I find it way more soothing to knead a bit, let the dough rest for 10 minutes, knead a bit more, etc. And also, each flour takes a different time to absorb the water.

Adding the fruits after the dough has been kneaded

This makes it easier to mix and knead and develop a bit of ‘gluten strands’ without the fruits breaking them by virtue of standing in the way. The original recipe calls for kneading with everything together, which is a sure way of not being able to tell when is the dough elasticated enough: is it lumpy because I need to keep mixing, or is it lumpy because there’s fruits on it?

Not proving overnight

I did not do this because fundamentally I did not have space in the fridge, but also I wanted the buns done on the same day. I guess you could still do if you wanted a deeper flavour.

Not scoring the buns

The original recipe called for making a dent on the buns with the blunt edge of the knife before proofing for the second time. I found this was a bit of a futile action, as once they proofed the dent was gone, because they had plumped up. And you’re covering the dent with piping later anyway…

Saving up an egg

I am still in my rebel “why sacrifice an egg for a wash” phase so my version simply uses some sugary water for the wash instead. But you could use a beaten egg as in the original recipe if you prefer!

Double the amount of paste

I ran short of paste for the crosses, and had to concoct more when I was half-way piping. I don’t know if it’s due to the size of the piping hose I was using, or why, but I doubled the amount in my recipe to account for this.

I also thought last year the paste looked too thin, and I had to pipe the buns twice as it felt as if the crosses had been drawn with a 0.01 mm pen rather than a thick marker. If we are to celebrate spring, we should do with a proper display of abundance!

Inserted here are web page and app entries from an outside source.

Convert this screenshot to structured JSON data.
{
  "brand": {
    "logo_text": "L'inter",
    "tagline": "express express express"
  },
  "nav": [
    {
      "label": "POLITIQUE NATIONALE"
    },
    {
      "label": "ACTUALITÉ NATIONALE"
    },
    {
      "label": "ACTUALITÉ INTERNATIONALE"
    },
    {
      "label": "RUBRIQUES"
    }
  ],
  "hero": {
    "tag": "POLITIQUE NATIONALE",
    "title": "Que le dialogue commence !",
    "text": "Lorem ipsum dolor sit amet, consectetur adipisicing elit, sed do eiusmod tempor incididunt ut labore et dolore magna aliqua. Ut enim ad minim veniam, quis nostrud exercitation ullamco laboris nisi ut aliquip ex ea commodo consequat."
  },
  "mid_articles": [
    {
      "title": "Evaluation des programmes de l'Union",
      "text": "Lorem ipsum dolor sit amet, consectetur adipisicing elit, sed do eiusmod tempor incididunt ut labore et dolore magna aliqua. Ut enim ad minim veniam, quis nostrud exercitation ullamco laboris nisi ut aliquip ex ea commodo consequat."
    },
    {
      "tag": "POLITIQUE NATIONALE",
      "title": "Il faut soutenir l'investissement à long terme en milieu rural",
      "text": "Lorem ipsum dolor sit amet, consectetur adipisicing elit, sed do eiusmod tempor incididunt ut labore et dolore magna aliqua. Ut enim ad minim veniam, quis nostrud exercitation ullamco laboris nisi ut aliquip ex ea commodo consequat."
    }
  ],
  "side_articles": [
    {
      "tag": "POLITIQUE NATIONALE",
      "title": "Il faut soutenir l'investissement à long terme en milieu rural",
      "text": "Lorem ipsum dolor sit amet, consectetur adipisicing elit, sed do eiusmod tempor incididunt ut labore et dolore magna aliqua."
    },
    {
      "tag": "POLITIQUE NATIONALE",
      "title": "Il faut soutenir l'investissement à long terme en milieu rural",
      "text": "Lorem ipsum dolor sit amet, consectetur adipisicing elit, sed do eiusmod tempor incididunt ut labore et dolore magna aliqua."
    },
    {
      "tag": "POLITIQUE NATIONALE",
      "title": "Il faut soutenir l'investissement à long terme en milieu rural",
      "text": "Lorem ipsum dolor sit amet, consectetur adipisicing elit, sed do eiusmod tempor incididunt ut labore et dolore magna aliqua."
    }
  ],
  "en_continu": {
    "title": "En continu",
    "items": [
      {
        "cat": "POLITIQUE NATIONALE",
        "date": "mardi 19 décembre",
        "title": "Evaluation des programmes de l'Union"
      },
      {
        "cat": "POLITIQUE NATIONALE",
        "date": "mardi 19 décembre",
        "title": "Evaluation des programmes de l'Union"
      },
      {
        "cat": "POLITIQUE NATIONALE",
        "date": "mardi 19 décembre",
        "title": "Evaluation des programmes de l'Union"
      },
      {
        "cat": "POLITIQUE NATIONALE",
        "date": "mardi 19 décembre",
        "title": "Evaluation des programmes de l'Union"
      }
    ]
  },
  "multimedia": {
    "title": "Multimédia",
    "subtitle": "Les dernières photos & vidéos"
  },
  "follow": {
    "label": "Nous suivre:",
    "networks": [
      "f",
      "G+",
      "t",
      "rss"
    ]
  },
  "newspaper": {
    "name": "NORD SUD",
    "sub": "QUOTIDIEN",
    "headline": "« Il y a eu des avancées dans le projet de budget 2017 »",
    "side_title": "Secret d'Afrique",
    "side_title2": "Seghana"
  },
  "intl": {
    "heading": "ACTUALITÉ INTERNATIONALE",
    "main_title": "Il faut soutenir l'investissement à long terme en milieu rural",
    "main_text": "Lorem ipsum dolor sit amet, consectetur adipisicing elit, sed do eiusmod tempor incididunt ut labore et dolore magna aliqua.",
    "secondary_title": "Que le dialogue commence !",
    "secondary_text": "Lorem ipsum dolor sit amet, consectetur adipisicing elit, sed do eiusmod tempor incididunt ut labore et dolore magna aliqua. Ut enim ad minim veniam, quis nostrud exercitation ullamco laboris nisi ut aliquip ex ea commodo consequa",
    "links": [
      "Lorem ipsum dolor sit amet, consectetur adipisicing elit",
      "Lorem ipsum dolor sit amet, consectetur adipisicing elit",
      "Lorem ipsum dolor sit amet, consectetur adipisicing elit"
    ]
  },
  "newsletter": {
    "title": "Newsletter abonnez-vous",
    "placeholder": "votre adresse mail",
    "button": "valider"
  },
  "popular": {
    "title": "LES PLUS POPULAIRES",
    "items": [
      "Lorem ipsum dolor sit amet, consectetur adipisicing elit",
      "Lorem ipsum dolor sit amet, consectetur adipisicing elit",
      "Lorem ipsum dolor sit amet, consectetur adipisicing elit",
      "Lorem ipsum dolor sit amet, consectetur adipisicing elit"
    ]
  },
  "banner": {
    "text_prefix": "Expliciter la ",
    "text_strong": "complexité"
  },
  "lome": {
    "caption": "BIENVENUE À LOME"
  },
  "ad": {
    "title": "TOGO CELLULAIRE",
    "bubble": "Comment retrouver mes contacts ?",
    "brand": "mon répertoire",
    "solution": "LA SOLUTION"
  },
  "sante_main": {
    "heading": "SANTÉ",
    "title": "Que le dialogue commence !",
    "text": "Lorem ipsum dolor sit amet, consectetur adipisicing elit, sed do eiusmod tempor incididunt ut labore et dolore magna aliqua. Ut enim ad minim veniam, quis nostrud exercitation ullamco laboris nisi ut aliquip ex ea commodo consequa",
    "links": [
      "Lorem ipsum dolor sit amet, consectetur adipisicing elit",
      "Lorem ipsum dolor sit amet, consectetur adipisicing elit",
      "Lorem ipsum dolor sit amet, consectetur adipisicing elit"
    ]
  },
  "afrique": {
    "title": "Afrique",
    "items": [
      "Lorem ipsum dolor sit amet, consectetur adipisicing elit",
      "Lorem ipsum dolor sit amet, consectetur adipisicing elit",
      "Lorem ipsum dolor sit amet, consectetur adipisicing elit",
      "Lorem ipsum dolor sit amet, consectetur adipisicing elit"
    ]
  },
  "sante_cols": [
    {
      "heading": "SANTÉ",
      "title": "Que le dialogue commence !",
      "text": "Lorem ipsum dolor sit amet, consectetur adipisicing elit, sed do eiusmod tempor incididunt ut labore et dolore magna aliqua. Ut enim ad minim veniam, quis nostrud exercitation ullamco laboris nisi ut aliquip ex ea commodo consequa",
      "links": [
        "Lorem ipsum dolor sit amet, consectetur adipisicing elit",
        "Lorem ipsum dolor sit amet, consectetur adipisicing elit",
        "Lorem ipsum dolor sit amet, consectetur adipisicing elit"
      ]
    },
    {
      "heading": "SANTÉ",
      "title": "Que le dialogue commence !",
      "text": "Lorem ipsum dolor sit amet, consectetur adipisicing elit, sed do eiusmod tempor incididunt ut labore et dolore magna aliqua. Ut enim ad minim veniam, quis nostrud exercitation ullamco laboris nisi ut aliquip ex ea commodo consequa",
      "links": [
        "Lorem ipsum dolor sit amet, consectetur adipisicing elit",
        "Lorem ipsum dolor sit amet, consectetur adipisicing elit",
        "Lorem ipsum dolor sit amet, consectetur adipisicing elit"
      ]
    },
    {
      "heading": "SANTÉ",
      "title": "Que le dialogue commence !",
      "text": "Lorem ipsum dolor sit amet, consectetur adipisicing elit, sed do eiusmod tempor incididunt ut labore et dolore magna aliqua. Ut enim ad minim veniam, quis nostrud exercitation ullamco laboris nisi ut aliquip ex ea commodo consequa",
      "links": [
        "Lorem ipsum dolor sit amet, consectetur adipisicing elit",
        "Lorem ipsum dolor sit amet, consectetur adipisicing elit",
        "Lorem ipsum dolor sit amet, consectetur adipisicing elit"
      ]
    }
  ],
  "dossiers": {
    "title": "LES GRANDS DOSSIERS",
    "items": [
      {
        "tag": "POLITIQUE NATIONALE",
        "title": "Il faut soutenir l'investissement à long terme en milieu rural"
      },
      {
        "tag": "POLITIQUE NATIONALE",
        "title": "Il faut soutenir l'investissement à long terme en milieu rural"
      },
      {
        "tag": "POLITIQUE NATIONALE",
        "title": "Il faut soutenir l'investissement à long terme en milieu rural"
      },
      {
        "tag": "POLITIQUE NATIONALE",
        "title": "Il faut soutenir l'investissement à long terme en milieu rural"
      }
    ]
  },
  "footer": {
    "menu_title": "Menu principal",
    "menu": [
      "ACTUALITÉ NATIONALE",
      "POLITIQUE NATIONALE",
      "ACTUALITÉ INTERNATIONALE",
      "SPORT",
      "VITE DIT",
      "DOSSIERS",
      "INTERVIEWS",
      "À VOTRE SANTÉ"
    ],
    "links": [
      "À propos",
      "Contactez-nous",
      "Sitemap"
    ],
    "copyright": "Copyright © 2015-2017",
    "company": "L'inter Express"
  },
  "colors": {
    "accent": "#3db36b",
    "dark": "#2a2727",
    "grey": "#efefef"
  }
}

I was extremely tempted to draw “LOL” instead of crosses on top of the buns, just to irk people who are so easily distracted by the idea of “ticks” instead of crosses that they self erupt in flames of indignation, but at the end I decided to opt for crosses because I wanted that particular aesthetic.

But it was SO TEMPTING! So tempting.

I won’t link to any of the news outlets that covered this “fury” at the sight of “ticks” instead of the “religious symbol” in this very much “traditional bun” because I am not giving zealots any of my web traffic, but you can easily find it if you’re interested in witnessing what “scraping the bottom of the barrel to attempt to stay relevant when you have nothing to say” looks like.

For reference, my favourite quote on the subject of the tradition of hot cross buns is this from the food historian that says:

The buns were made in London during the 18th Century. But when you start looking for records or recipes earlier than that, you hit nothing.

Ivan Day, 2010 article in BBC news.

For all the noise and indignation that we heard, you would have thought that someone was questioning whether the Romans ever set foot on the British isles or something fundamentally old like that, but turns out we’re just talking about something that started from the 1730s onwards, and just in London, not across the whole span of the country 🤭

Here’s another interesting article with Ivan in his Cumbrian cottage with plenty of data and old cooking implements.

Morale of the story: do your research before you erupt in flames. Then, realise you have nothing to say, and maybe quietly have a tea and eat some buns instead. We will all be much better for that!

Leave a Reply

Your email address will not be published. Required fields are marked *

This site uses Akismet to reduce spam. Learn how your comment data is processed.